[Stored data]
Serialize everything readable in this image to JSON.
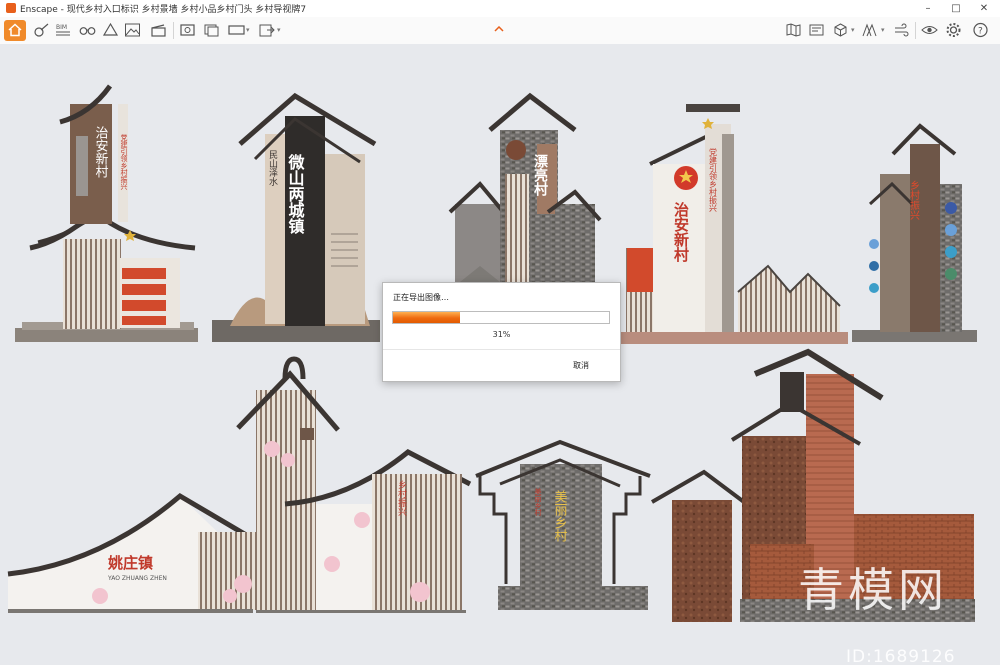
{
  "window": {
    "app_name": "Enscape",
    "title": "Enscape - 现代乡村入口标识 乡村景墙 乡村小品乡村门头 乡村导视牌7",
    "controls": [
      "–",
      "□",
      "✕"
    ]
  },
  "toolbar": {
    "active": "home-icon",
    "left_icons": [
      "home-icon",
      "brush-settings-icon",
      "bim-icon",
      "binoculars-icon",
      "object-icon",
      "mountain-icon",
      "paint-icon",
      "clapper-icon",
      "screenshot-icon",
      "batch-render-icon",
      "panorama-icon",
      "export-icon"
    ],
    "right_icons": [
      "map-icon",
      "asset-library-icon",
      "cube-icon",
      "views-icon",
      "wind-icon",
      "eye-icon",
      "gear-icon",
      "help-icon"
    ],
    "accent": "#f08a2a"
  },
  "scene": {
    "signs": [
      {
        "name": "sign-1",
        "text": "治安新村",
        "sub": "党建引领乡村振兴"
      },
      {
        "name": "sign-2",
        "text": "微山两城镇",
        "sub": "民山泽水"
      },
      {
        "name": "sign-3",
        "text": "漂亮村"
      },
      {
        "name": "sign-4",
        "text": "治安新村",
        "sub": "党建引领乡村振兴"
      },
      {
        "name": "sign-5",
        "text": "乡村振兴"
      },
      {
        "name": "sign-6",
        "text": "姚庄镇",
        "sub": "YAO ZHUANG ZHEN"
      },
      {
        "name": "sign-7",
        "text": "美丽乡村"
      },
      {
        "name": "sign-8",
        "text": ""
      }
    ]
  },
  "dialog": {
    "title": "正在导出图像…",
    "progress": 0.31,
    "percent_label": "31%",
    "cancel_label": "取消"
  },
  "watermark": {
    "text": "青模网",
    "id": "ID:1689126"
  }
}
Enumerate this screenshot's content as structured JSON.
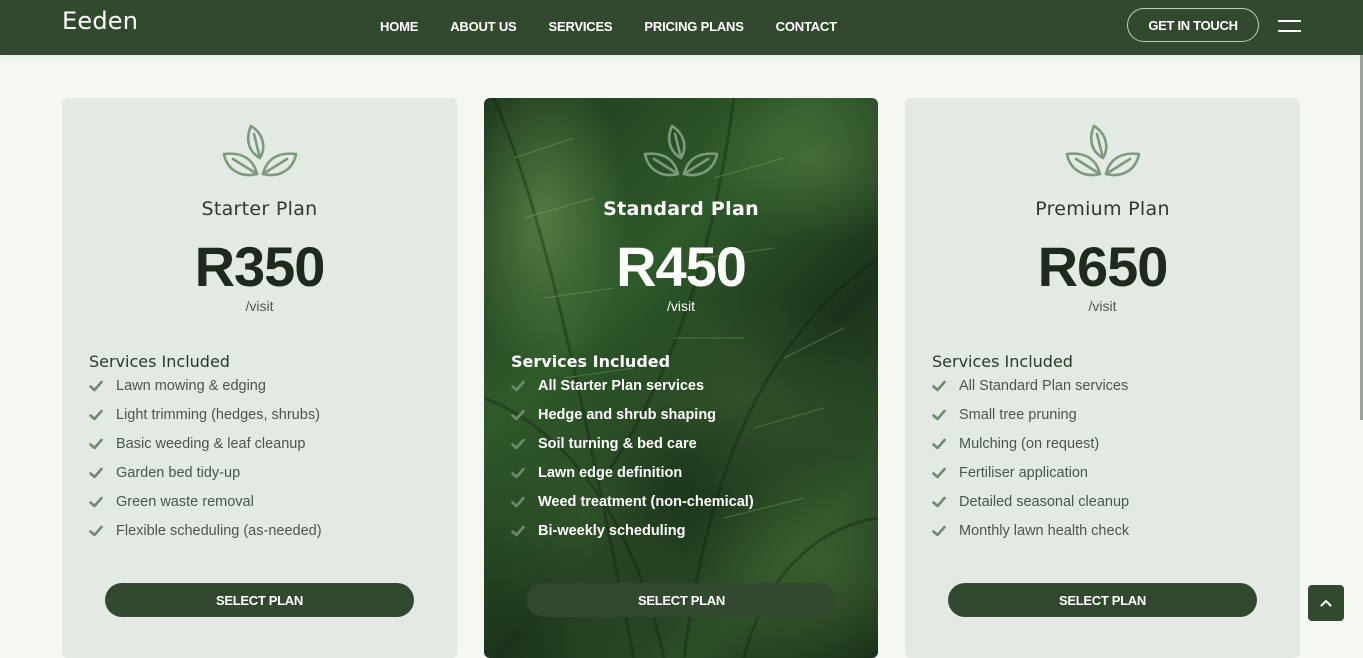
{
  "header": {
    "brand": "Eeden",
    "nav": [
      "HOME",
      "ABOUT US",
      "SERVICES",
      "PRICING PLANS",
      "CONTACT"
    ],
    "cta_label": "GET IN TOUCH",
    "menu_icon": "hamburger-icon"
  },
  "colors": {
    "primary": "#33492f",
    "card_bg": "#e3eae3",
    "icon": "#7d9a7d",
    "check": "#6f8a6f"
  },
  "plans": [
    {
      "name": "Starter Plan",
      "price": "R350",
      "per": "/visit",
      "services_title": "Services Included",
      "features": [
        "Lawn mowing & edging",
        "Light trimming (hedges, shrubs)",
        "Basic weeding & leaf cleanup",
        "Garden bed tidy-up",
        "Green waste removal",
        "Flexible scheduling (as-needed)"
      ],
      "button": "SELECT PLAN"
    },
    {
      "name": "Standard Plan",
      "price": "R450",
      "per": "/visit",
      "services_title": "Services Included",
      "features": [
        "All Starter Plan services",
        "Hedge and shrub shaping",
        "Soil turning & bed care",
        "Lawn edge definition",
        "Weed treatment (non-chemical)",
        "Bi-weekly scheduling"
      ],
      "button": "SELECT PLAN"
    },
    {
      "name": "Premium Plan",
      "price": "R650",
      "per": "/visit",
      "services_title": "Services Included",
      "features": [
        "All Standard Plan services",
        "Small tree pruning",
        "Mulching (on request)",
        "Fertiliser application",
        "Detailed seasonal cleanup",
        "Monthly lawn health check"
      ],
      "button": "SELECT PLAN"
    }
  ],
  "icons": {
    "plan": "leaves-icon",
    "feature": "check-icon",
    "scroll_top": "chevron-up-icon"
  }
}
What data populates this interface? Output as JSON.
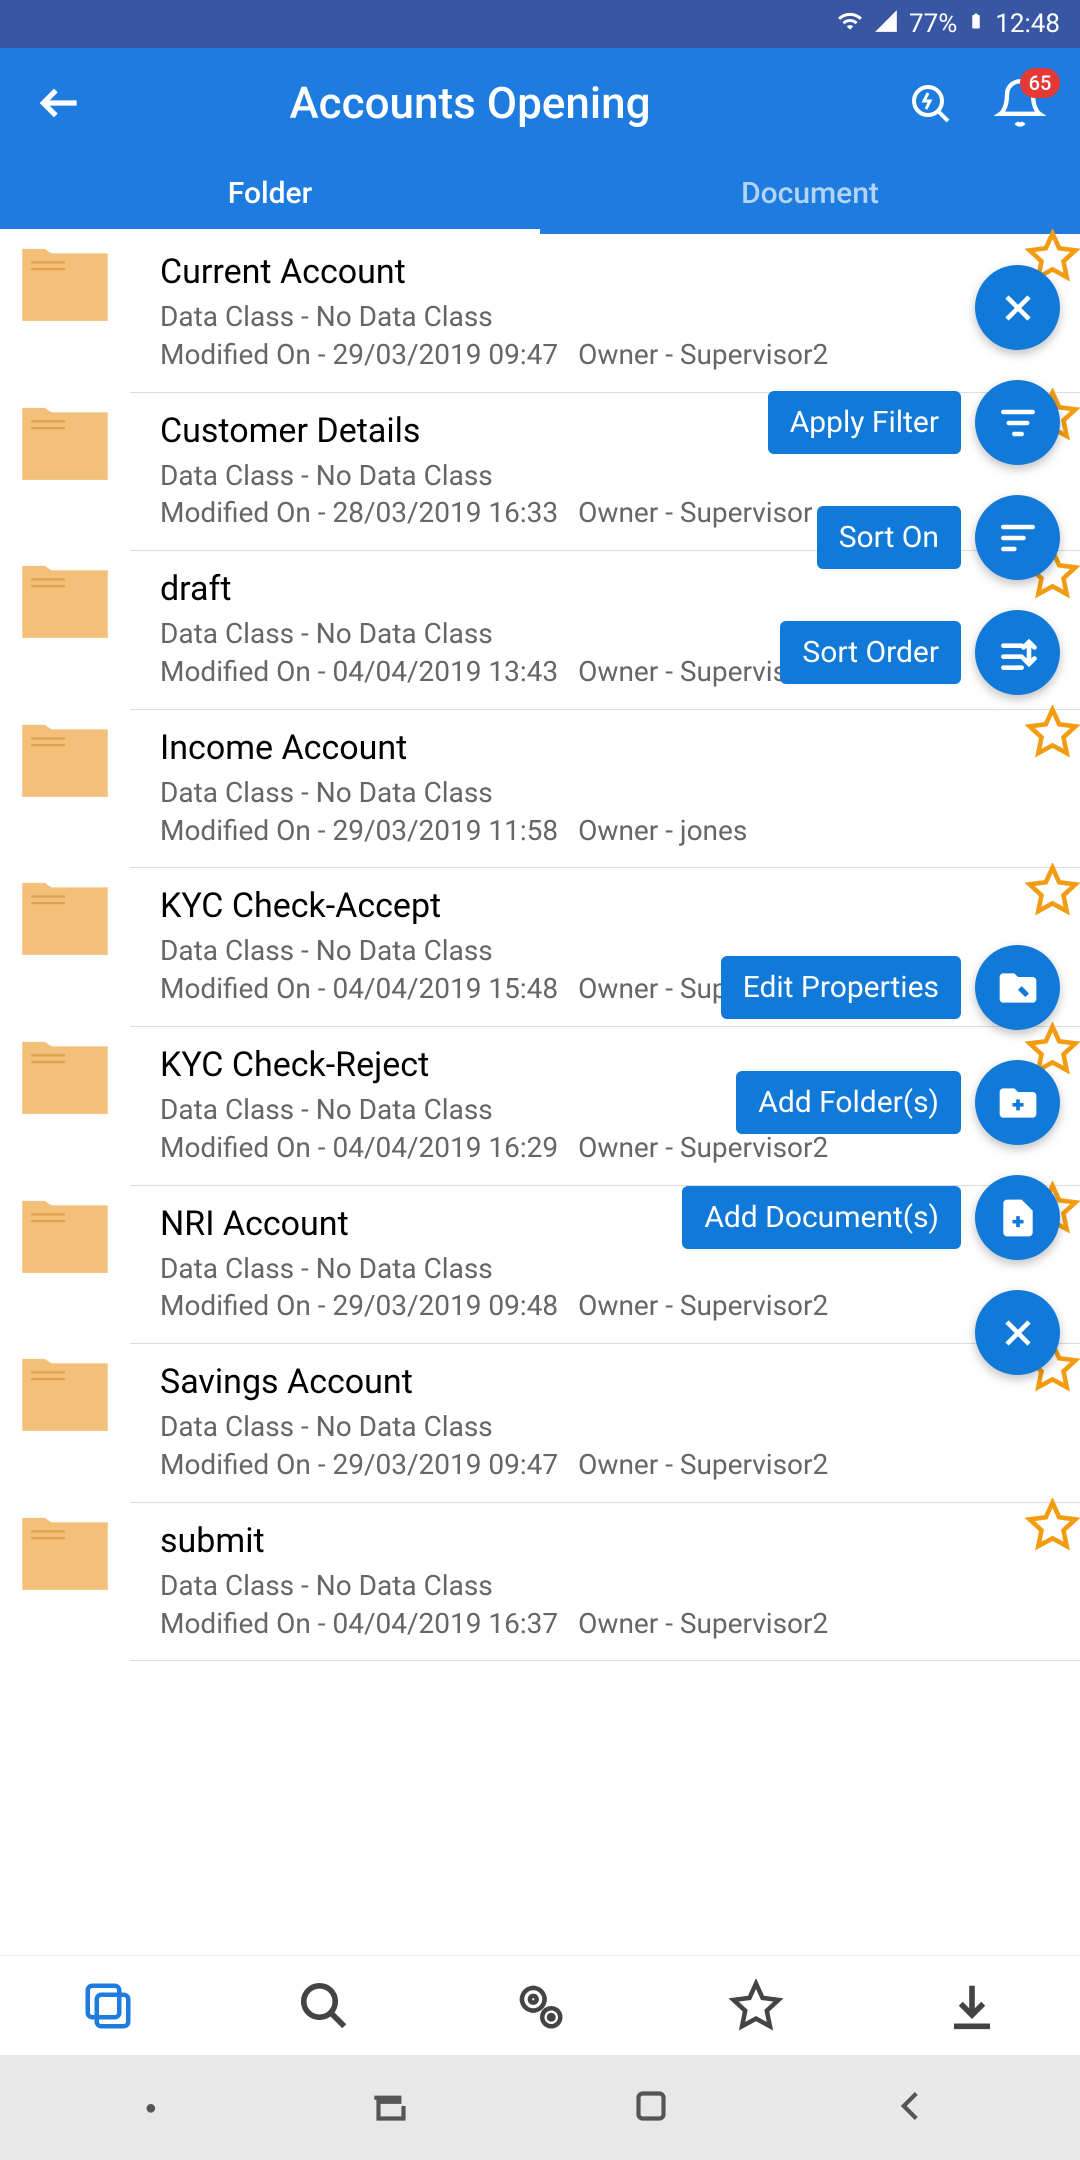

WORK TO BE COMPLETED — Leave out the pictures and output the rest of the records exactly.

ANSWER SPACE —
Serialize everything readable in this image to JSON.
{
  "window": {
    "app_name": "Enscape",
    "title": "Enscape - 现代乡村入口标识 乡村景墙 乡村小品乡村门头 乡村导视牌7",
    "controls": [
      "–",
      "□",
      "✕"
    ]
  },
  "toolbar": {
    "active": "home-icon",
    "left_icons": [
      "home-icon",
      "brush-settings-icon",
      "bim-icon",
      "binoculars-icon",
      "object-icon",
      "mountain-icon",
      "paint-icon",
      "clapper-icon",
      "screenshot-icon",
      "batch-render-icon",
      "panorama-icon",
      "export-icon"
    ],
    "right_icons": [
      "map-icon",
      "asset-library-icon",
      "cube-icon",
      "views-icon",
      "wind-icon",
      "eye-icon",
      "gear-icon",
      "help-icon"
    ],
    "accent": "#f08a2a"
  },
  "scene": {
    "signs": [
      {
        "name": "sign-1",
        "text": "治安新村",
        "sub": "党建引领乡村振兴"
      },
      {
        "name": "sign-2",
        "text": "微山两城镇",
        "sub": "民山泽水"
      },
      {
        "name": "sign-3",
        "text": "漂亮村"
      },
      {
        "name": "sign-4",
        "text": "治安新村",
        "sub": "党建引领乡村振兴"
      },
      {
        "name": "sign-5",
        "text": "乡村振兴"
      },
      {
        "name": "sign-6",
        "text": "姚庄镇",
        "sub": "YAO ZHUANG ZHEN"
      },
      {
        "name": "sign-7",
        "text": "美丽乡村"
      },
      {
        "name": "sign-8",
        "text": ""
      }
    ]
  },
  "dialog": {
    "title": "正在导出图像…",
    "progress": 0.31,
    "percent_label": "31%",
    "cancel_label": "取消"
  },
  "watermark": {
    "text": "青模网",
    "id": "ID:1689126"
  }
}
Enumerate this screenshot's content as structured JSON.
{
  "header": {
    "brand": "Eeden",
    "nav": [
      "HOME",
      "ABOUT US",
      "SERVICES",
      "PRICING PLANS",
      "CONTACT"
    ],
    "cta_label": "GET IN TOUCH",
    "menu_icon": "hamburger-icon"
  },
  "colors": {
    "primary": "#33492f",
    "card_bg": "#e3eae3",
    "icon": "#7d9a7d",
    "check": "#6f8a6f"
  },
  "plans": [
    {
      "name": "Starter Plan",
      "price": "R350",
      "per": "/visit",
      "services_title": "Services Included",
      "features": [
        "Lawn mowing & edging",
        "Light trimming (hedges, shrubs)",
        "Basic weeding & leaf cleanup",
        "Garden bed tidy-up",
        "Green waste removal",
        "Flexible scheduling (as-needed)"
      ],
      "button": "SELECT PLAN"
    },
    {
      "name": "Standard Plan",
      "price": "R450",
      "per": "/visit",
      "services_title": "Services Included",
      "features": [
        "All Starter Plan services",
        "Hedge and shrub shaping",
        "Soil turning & bed care",
        "Lawn edge definition",
        "Weed treatment (non-chemical)",
        "Bi-weekly scheduling"
      ],
      "button": "SELECT PLAN"
    },
    {
      "name": "Premium Plan",
      "price": "R650",
      "per": "/visit",
      "services_title": "Services Included",
      "features": [
        "All Standard Plan services",
        "Small tree pruning",
        "Mulching (on request)",
        "Fertiliser application",
        "Detailed seasonal cleanup",
        "Monthly lawn health check"
      ],
      "button": "SELECT PLAN"
    }
  ],
  "icons": {
    "plan": "leaves-icon",
    "feature": "check-icon",
    "scroll_top": "chevron-up-icon"
  }
}
What data populates this interface? Output as JSON.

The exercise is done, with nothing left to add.